If the human-yoma hybrid creatures -- the Claymore and the Awakened Beings -- really do not need to eat human flesh in order to survive, then this whole battle is unnecessary. The Claymore are tasked to help humans survive; if the Awakened Beings choose not to prey on humans, then there need be no quarrel between the two groups. And, indeed, the Organization has taken a pretty lenient stance with the awakened: they don't go after them unless the humans put out a contract for them to do so.
The lines drawn between the Claymore and the Awakened Beings have always been portrayed as ideological, a question of survival ethics. Claymore who value their morality over their survival submit to be killed by their comrades and receive a "human death". Those who value their survival above all else eventually turn away from the Organization rather than submit to death, and they survive however they can. Way back at the beginning of the series, when the Claymore were the protectors and the Awakened Beings were the killers, the morality of the two groups was easy to assign. Now that we've seen Claymore act as killers and Awakened Beings who are clearly wounded victims, the waters are muddied.
Are the Awakened Beings fighting under Isley fighting for survival, or do they just think they are? Are they fighting because they want to fight, because they enjoy eating human flesh and testing their limits against the Claymore? Where should the line be drawn between natural urges and ones that can and should be fought, and how much responsibility does someone like, say, Priscilla have for her actions?
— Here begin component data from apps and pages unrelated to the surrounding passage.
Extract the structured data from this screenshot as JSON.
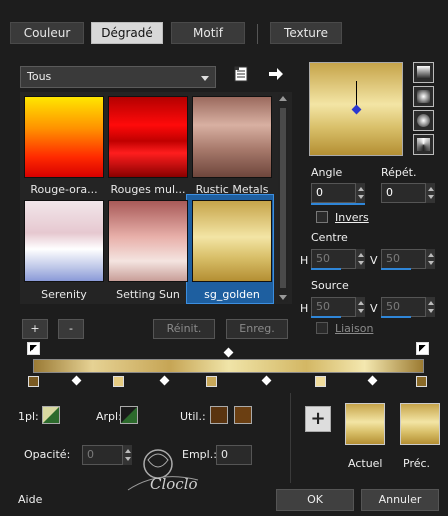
{
  "tabs": [
    "Couleur",
    "Dégradé",
    "Motif",
    "Texture"
  ],
  "category": "Tous",
  "gradients": [
    {
      "label": "Rouge-ora..."
    },
    {
      "label": "Rouges mul..."
    },
    {
      "label": "Rustic Metals"
    },
    {
      "label": "Serenity"
    },
    {
      "label": "Setting Sun"
    },
    {
      "label": "sg_golden"
    }
  ],
  "list_buttons": {
    "add": "+",
    "remove": "-",
    "reset": "Réinit.",
    "save": "Enreg."
  },
  "angle": {
    "label": "Angle",
    "value": "0"
  },
  "repeat": {
    "label": "Répét.",
    "value": "0"
  },
  "invert": {
    "label": "Invers",
    "checked": false
  },
  "center": {
    "label": "Centre",
    "h_label": "H",
    "h": "50",
    "v_label": "V",
    "v": "50"
  },
  "source": {
    "label": "Source",
    "h_label": "H",
    "h": "50",
    "v_label": "V",
    "v": "50"
  },
  "link": {
    "label": "Liaison",
    "checked": false
  },
  "stops": {
    "first_plan_label": "1pl:",
    "background_label": "Arpl:",
    "user_label": "Util.:",
    "opacity_label": "Opacité:",
    "opacity_value": "0",
    "location_label": "Empl.:",
    "location_value": "0",
    "user_colors": [
      "#5a3410",
      "#6b3f12"
    ]
  },
  "preview": {
    "current_label": "Actuel",
    "previous_label": "Préc.",
    "add_symbol": "+"
  },
  "footer": {
    "help": "Aide",
    "ok": "OK",
    "cancel": "Annuler"
  },
  "watermark": "Cloclo",
  "colors": {
    "accent": "#2f86d8",
    "gold_light": "#f2e2a0",
    "gold_dark": "#b8952e"
  }
}
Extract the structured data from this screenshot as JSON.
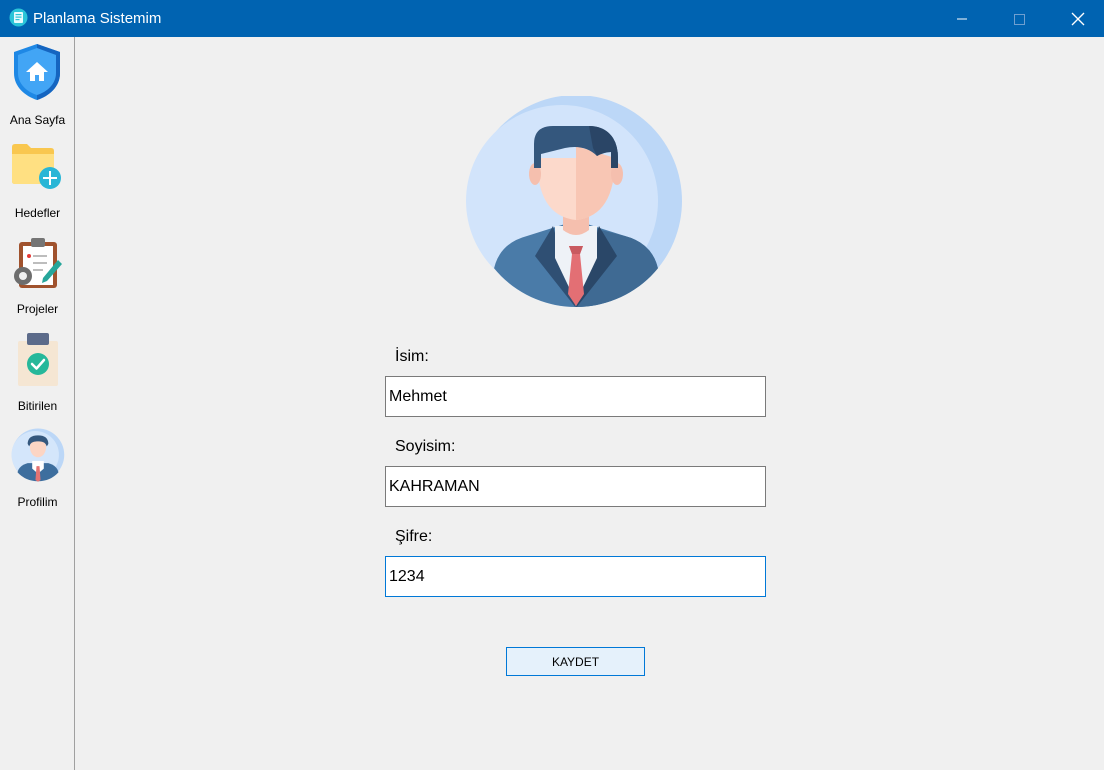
{
  "window": {
    "title": "Planlama Sistemim",
    "accent": "#0063b1"
  },
  "sidebar": {
    "items": [
      {
        "label": "Ana Sayfa",
        "icon": "home-shield-icon"
      },
      {
        "label": "Hedefler",
        "icon": "folder-add-icon"
      },
      {
        "label": "Projeler",
        "icon": "clipboard-gear-icon"
      },
      {
        "label": "Bitirilen",
        "icon": "clipboard-check-icon"
      },
      {
        "label": "Profilim",
        "icon": "avatar-icon"
      }
    ]
  },
  "profile": {
    "name_label": "İsim:",
    "name_value": "Mehmet",
    "surname_label": "Soyisim:",
    "surname_value": "KAHRAMAN",
    "password_label": "Şifre:",
    "password_value": "1234",
    "save_label": "KAYDET"
  }
}
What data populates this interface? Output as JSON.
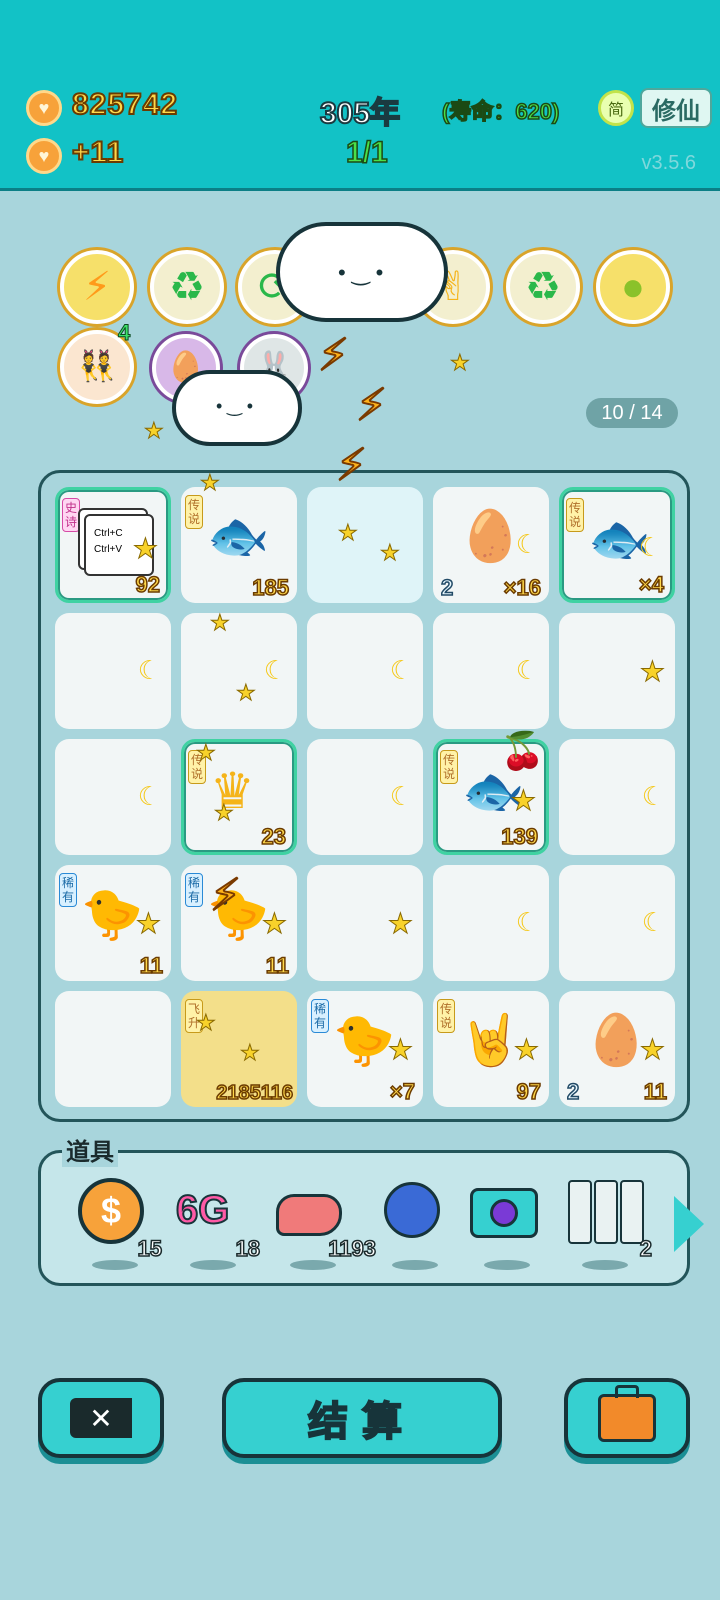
{
  "header": {
    "coins": "825742",
    "coin_rate": "+11",
    "year": "305年",
    "lifespan": "(寿命：620)",
    "stage": "1/1",
    "simplified_label": "简",
    "cultivate_label": "修仙",
    "version": "v3.5.6"
  },
  "buffs": {
    "badge_count": "4",
    "progress": "10 / 14"
  },
  "board": {
    "cells": [
      {
        "tag": "史诗",
        "item": "Ctrl+C",
        "item2": "Ctrl+V",
        "num": "92"
      },
      {
        "tag": "传说",
        "num": "185"
      },
      {
        "tag": "",
        "num": ""
      },
      {
        "tag": "",
        "num_left": "2",
        "num": "×16"
      },
      {
        "tag": "传说",
        "num": "×4"
      },
      {
        "tag": "传说",
        "num": "23"
      },
      {
        "tag": "传说",
        "num": "139"
      },
      {
        "tag": "稀有",
        "num": "11"
      },
      {
        "tag": "稀有",
        "num": "11"
      },
      {
        "tag": "飞升",
        "num": "2185116"
      },
      {
        "tag": "稀有",
        "num": "×7"
      },
      {
        "tag": "传说",
        "num": "97"
      },
      {
        "tag": "",
        "num_left": "2",
        "num": "11"
      }
    ]
  },
  "tools": {
    "title": "道具",
    "items": [
      {
        "icon": "dollar-coin-icon",
        "count": "15"
      },
      {
        "icon": "6g-icon",
        "label": "6G",
        "count": "18"
      },
      {
        "icon": "liver-icon",
        "count": "1193"
      },
      {
        "icon": "blueberry-icon",
        "count": ""
      },
      {
        "icon": "camera-icon",
        "count": ""
      },
      {
        "icon": "rare-cards-icon",
        "count": "2"
      }
    ]
  },
  "footer": {
    "settle_label": "结算"
  },
  "colors": {
    "topbar": "#12c2c6",
    "background": "#a8d5dc",
    "button": "#36d0d0",
    "gold": "#ffd84a"
  }
}
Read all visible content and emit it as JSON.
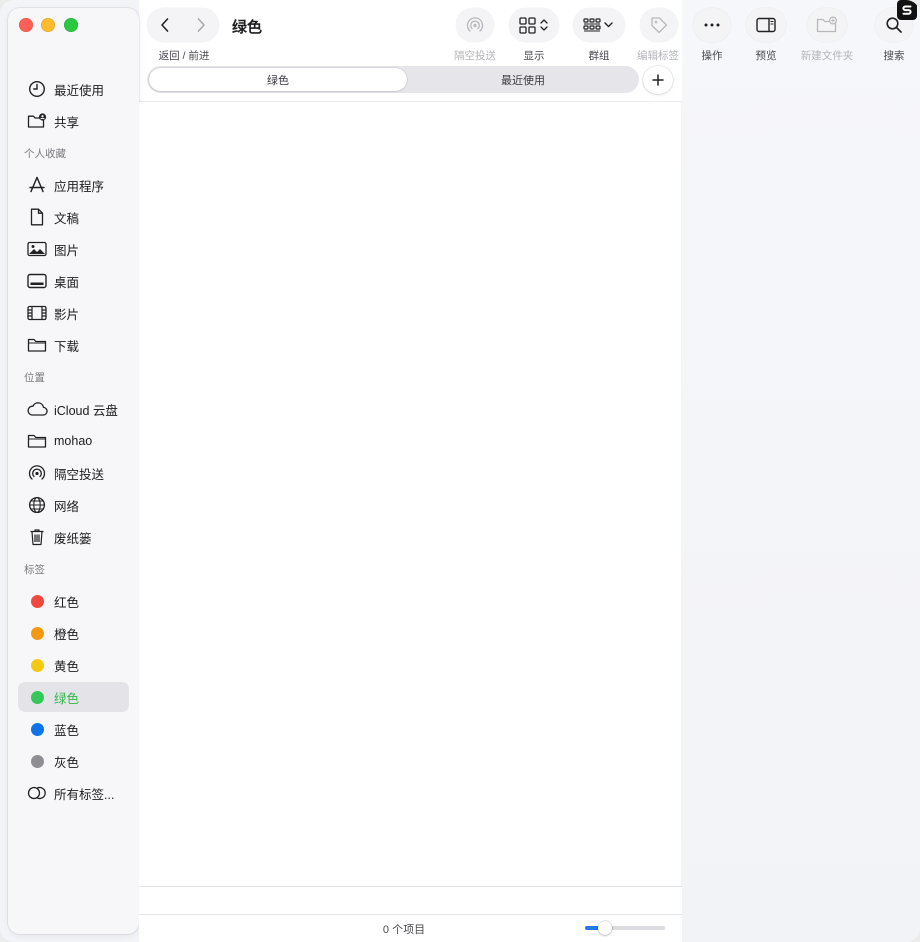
{
  "window": {
    "title": "绿色",
    "nav_caption": "返回 / 前进"
  },
  "toolbar": {
    "airdrop": "隔空投送",
    "view": "显示",
    "group": "群组",
    "edit_tags": "编辑标签",
    "actions": "操作",
    "preview": "预览",
    "new_folder": "新建文件夹",
    "search": "搜索"
  },
  "tabs": [
    {
      "label": "绿色",
      "active": true
    },
    {
      "label": "最近使用",
      "active": false
    }
  ],
  "sidebar": {
    "top_items": [
      {
        "label": "最近使用",
        "icon": "clock-icon"
      },
      {
        "label": "共享",
        "icon": "shared-folder-icon"
      }
    ],
    "favorites_title": "个人收藏",
    "favorites": [
      {
        "label": "应用程序",
        "icon": "apps-icon"
      },
      {
        "label": "文稿",
        "icon": "document-icon"
      },
      {
        "label": "图片",
        "icon": "photo-icon"
      },
      {
        "label": "桌面",
        "icon": "desktop-icon"
      },
      {
        "label": "影片",
        "icon": "film-icon"
      },
      {
        "label": "下载",
        "icon": "folder-icon"
      }
    ],
    "locations_title": "位置",
    "locations": [
      {
        "label": "iCloud 云盘",
        "icon": "cloud-icon"
      },
      {
        "label": "mohao",
        "icon": "folder-icon"
      },
      {
        "label": "隔空投送",
        "icon": "airdrop-icon"
      },
      {
        "label": "网络",
        "icon": "globe-icon"
      },
      {
        "label": "废纸篓",
        "icon": "trash-icon"
      }
    ],
    "tags_title": "标签",
    "tags": [
      {
        "label": "红色",
        "color": "#f0483e"
      },
      {
        "label": "橙色",
        "color": "#f39a12"
      },
      {
        "label": "黄色",
        "color": "#f5c90f"
      },
      {
        "label": "绿色",
        "color": "#35c759",
        "selected": true
      },
      {
        "label": "蓝色",
        "color": "#0a74e8"
      },
      {
        "label": "灰色",
        "color": "#8e8e93"
      }
    ],
    "all_tags": "所有标签..."
  },
  "status": {
    "item_count": "0 个项目",
    "zoom_level": 0.25
  },
  "colors": {
    "selected_tag_text": "#2fb84c",
    "accent": "#1d7cf2"
  }
}
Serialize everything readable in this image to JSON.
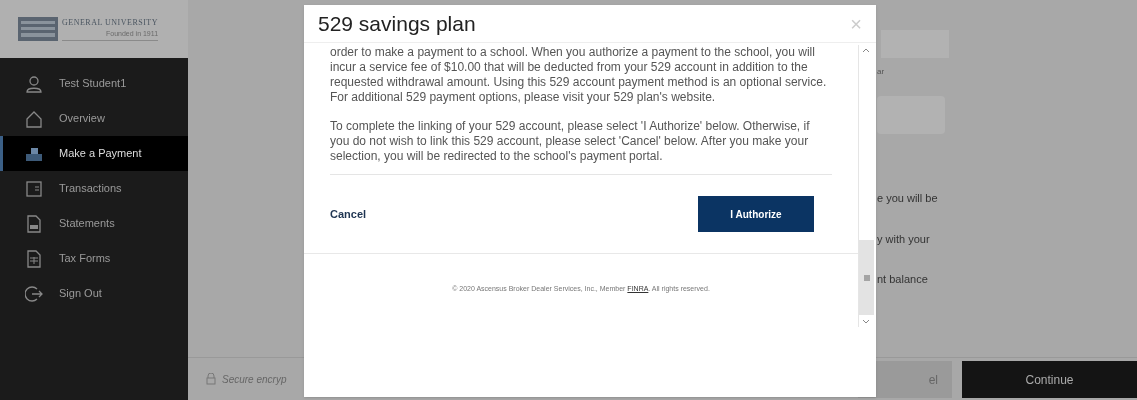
{
  "sidebar": {
    "logo": {
      "name": "GENERAL UNIVERSITY",
      "tagline": "Founded in 1911"
    },
    "items": [
      {
        "kind": "user",
        "label": "Test Student1",
        "selected": false
      },
      {
        "kind": "home",
        "label": "Overview",
        "selected": false
      },
      {
        "kind": "payment",
        "label": "Make a Payment",
        "selected": true
      },
      {
        "kind": "transactions",
        "label": "Transactions",
        "selected": false
      },
      {
        "kind": "statements",
        "label": "Statements",
        "selected": false
      },
      {
        "kind": "taxforms",
        "label": "Tax Forms",
        "selected": false
      },
      {
        "kind": "signout",
        "label": "Sign Out",
        "selected": false
      }
    ]
  },
  "background": {
    "fragment_top": "ar",
    "lines": [
      "e you will be",
      "y with your",
      "nt balance"
    ],
    "secure_text": "Secure encryp",
    "cancel_fragment": "el",
    "continue": "Continue"
  },
  "modal": {
    "title": "529 savings plan",
    "close": "×",
    "paragraphs": [
      "order to make a payment to a school. When you authorize a payment to the school, you will incur a service fee of $10.00 that will be deducted from your 529 account in addition to the requested withdrawal amount. Using this 529 account payment method is an optional service. For additional 529 payment options, please visit your 529 plan's website.",
      "To complete the linking of your 529 account, please select 'I Authorize' below. Otherwise, if you do not wish to link this 529 account, please select 'Cancel' below. After you make your selection, you will be redirected to the school's payment portal."
    ],
    "cancel": "Cancel",
    "authorize": "I Authorize",
    "copyright": {
      "before": "© 2020 Ascensus Broker Dealer Services, Inc., Member",
      "link": "FINRA",
      "after": ". All rights reserved."
    }
  }
}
She who has been told all her life that monsters eat humans, who has been infused with the blood and urges of a monster, and who succumbs in moments of weakness to these urges even as she weeps, what can someone like Raki do for her? How much of what she does can be excused under the umbrella need of "survival"? How much of what Clare has done and will do can be excused under the same?
These are not questions I can easily answer, but they're questions we have to face.